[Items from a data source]

-------

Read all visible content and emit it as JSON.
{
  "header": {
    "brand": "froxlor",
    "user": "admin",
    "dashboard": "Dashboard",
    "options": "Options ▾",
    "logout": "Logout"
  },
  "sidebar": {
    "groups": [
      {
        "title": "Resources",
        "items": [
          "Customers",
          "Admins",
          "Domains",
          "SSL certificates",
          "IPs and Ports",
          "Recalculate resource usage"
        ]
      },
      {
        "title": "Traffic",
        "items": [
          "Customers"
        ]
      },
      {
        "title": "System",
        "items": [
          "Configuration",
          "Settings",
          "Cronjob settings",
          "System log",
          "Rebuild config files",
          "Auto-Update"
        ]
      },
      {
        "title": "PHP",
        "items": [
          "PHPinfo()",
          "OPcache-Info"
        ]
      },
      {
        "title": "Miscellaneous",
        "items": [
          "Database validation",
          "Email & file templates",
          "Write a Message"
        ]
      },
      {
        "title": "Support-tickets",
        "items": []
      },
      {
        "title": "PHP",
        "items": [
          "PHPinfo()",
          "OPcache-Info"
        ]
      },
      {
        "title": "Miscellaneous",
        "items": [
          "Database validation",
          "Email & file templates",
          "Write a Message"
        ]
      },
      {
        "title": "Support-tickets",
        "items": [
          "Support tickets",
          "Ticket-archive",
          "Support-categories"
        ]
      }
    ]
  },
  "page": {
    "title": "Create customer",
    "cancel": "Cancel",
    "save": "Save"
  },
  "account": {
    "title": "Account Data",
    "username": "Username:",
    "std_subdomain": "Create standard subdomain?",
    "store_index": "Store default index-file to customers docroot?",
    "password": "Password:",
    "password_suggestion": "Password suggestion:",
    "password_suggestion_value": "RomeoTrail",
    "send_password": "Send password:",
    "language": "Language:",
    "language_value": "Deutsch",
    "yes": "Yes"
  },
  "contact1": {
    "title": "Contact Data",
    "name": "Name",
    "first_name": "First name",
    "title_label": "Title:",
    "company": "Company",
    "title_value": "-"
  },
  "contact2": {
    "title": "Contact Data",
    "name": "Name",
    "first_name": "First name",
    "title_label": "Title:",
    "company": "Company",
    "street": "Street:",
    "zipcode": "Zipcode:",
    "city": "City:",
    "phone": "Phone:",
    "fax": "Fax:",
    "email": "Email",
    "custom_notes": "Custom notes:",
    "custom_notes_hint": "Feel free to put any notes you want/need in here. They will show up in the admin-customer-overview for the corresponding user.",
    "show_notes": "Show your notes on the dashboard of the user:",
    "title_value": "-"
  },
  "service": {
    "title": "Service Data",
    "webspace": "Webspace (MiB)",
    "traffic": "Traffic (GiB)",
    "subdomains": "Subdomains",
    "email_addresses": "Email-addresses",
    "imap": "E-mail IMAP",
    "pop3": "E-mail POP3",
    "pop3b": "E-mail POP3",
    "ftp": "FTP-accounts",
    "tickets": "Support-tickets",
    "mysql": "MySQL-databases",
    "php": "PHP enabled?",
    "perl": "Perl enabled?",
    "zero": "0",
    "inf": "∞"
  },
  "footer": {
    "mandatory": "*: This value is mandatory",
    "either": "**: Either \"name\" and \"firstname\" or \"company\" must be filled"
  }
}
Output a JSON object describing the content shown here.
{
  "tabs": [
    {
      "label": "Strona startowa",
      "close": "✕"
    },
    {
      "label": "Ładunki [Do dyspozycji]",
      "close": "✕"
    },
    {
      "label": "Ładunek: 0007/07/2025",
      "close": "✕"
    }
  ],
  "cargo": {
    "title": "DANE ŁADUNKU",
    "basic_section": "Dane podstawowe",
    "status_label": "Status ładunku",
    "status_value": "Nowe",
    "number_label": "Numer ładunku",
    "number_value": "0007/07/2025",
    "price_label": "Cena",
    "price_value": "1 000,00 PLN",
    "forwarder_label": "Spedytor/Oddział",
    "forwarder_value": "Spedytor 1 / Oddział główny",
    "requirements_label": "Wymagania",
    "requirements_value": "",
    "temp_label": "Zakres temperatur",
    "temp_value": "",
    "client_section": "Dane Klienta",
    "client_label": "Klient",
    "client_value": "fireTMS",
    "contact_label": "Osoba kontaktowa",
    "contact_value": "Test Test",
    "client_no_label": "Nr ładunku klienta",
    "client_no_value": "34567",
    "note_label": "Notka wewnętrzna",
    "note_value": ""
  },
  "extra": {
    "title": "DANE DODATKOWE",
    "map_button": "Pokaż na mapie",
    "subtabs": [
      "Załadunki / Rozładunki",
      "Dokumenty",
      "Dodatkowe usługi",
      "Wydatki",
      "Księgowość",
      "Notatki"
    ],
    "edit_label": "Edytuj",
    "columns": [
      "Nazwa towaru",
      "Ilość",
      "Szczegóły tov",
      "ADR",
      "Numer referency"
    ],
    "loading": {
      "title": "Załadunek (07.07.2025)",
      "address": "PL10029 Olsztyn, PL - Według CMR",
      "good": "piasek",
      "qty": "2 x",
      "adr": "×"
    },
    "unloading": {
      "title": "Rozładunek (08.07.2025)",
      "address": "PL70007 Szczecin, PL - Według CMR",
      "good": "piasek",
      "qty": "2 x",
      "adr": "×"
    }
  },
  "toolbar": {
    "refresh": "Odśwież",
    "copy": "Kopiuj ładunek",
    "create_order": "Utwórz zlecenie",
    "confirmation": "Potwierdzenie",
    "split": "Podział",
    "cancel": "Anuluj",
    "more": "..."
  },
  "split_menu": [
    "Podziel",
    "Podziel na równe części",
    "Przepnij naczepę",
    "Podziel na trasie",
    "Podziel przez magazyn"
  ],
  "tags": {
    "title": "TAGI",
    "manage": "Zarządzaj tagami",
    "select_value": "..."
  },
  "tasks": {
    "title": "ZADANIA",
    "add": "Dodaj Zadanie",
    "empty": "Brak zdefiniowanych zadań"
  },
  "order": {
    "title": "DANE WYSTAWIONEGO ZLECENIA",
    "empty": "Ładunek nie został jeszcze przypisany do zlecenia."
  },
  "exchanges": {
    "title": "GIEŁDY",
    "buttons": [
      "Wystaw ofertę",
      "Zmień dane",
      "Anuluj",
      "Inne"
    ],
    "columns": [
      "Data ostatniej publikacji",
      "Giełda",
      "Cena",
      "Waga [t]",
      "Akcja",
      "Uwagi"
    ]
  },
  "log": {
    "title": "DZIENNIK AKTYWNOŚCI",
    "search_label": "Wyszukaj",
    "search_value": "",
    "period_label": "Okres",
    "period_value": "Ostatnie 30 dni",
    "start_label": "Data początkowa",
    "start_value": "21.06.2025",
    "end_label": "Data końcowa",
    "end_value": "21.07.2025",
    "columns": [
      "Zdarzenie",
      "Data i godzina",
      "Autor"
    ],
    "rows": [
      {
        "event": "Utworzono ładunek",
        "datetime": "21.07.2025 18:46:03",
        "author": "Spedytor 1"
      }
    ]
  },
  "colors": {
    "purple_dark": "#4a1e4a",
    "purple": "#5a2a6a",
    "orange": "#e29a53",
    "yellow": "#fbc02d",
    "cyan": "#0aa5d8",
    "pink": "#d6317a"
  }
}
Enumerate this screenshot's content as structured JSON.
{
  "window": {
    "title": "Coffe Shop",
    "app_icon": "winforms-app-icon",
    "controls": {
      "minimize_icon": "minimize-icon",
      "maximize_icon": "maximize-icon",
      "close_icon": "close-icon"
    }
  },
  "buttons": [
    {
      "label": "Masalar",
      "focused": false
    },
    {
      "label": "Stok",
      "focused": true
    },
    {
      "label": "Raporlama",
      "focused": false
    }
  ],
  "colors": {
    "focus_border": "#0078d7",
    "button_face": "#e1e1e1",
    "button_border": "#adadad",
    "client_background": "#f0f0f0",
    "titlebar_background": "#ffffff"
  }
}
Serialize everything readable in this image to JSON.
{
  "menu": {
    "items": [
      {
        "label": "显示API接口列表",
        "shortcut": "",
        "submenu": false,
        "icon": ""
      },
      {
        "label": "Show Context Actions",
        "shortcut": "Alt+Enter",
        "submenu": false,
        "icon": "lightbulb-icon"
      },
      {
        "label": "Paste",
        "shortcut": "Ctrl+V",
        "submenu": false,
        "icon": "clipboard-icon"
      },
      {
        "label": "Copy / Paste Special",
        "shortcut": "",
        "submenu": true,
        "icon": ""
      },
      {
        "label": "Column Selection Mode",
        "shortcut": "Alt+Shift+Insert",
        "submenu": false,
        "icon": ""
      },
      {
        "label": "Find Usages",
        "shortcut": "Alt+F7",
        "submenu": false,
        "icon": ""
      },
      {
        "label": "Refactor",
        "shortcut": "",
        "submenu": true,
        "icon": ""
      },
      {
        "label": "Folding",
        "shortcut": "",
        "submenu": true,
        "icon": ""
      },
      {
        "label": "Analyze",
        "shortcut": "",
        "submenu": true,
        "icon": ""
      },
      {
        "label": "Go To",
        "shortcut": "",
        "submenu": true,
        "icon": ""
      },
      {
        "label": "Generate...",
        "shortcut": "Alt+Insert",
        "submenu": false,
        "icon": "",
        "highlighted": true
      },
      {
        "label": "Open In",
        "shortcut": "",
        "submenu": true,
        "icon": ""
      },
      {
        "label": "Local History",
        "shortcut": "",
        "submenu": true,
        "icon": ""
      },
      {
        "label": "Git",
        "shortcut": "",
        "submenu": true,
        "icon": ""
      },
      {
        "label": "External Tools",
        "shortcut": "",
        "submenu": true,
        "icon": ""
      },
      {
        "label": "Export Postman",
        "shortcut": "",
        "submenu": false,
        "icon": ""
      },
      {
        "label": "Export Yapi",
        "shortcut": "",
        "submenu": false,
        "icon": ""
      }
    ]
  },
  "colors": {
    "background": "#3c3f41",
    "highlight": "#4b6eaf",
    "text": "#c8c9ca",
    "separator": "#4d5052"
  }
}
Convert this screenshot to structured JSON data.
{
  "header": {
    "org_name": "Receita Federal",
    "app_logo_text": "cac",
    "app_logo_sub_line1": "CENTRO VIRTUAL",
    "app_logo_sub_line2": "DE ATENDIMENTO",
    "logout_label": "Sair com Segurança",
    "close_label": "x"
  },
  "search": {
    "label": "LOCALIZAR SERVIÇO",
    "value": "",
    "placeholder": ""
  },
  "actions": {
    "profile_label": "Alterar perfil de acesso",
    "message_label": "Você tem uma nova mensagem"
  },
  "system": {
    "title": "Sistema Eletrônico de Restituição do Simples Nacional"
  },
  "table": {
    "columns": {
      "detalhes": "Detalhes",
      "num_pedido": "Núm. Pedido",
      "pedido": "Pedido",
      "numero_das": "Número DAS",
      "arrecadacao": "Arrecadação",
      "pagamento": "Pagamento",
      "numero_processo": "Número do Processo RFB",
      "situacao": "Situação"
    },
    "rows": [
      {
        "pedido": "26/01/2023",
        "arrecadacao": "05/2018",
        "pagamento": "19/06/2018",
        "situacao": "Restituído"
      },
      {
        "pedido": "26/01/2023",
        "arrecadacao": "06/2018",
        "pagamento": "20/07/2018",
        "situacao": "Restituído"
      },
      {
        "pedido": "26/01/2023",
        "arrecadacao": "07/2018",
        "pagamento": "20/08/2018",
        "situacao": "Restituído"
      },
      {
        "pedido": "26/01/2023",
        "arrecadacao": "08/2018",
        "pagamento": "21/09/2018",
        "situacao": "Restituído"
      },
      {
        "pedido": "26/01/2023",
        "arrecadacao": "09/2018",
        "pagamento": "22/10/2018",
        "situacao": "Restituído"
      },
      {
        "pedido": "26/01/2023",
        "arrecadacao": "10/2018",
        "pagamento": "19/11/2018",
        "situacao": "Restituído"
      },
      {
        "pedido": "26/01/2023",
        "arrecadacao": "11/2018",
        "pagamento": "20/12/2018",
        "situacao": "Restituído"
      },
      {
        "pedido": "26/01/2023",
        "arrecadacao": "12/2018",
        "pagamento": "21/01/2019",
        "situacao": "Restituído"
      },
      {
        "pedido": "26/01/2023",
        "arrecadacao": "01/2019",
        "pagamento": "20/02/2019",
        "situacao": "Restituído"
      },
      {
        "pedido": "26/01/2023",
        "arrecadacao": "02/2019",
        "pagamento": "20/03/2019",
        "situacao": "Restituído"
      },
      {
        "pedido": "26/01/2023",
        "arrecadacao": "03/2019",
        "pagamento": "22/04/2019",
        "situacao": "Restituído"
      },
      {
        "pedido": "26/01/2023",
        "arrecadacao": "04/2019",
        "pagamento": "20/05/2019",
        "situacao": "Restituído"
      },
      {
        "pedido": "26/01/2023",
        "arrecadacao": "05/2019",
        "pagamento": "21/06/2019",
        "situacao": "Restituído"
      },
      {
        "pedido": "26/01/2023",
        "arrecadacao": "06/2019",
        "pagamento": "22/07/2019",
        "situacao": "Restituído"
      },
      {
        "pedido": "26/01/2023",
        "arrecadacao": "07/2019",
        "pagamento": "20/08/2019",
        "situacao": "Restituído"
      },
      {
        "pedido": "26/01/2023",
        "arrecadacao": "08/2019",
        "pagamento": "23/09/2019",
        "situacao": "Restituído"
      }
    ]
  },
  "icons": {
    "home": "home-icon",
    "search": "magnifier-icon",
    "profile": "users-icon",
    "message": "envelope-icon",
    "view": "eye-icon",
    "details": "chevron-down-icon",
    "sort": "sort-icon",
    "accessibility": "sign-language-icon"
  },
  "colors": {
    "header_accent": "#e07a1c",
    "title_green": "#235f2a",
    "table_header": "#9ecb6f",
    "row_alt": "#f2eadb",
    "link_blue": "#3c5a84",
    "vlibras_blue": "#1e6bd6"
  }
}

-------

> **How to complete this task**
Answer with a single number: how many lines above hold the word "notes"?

> **Output of the exercise**
3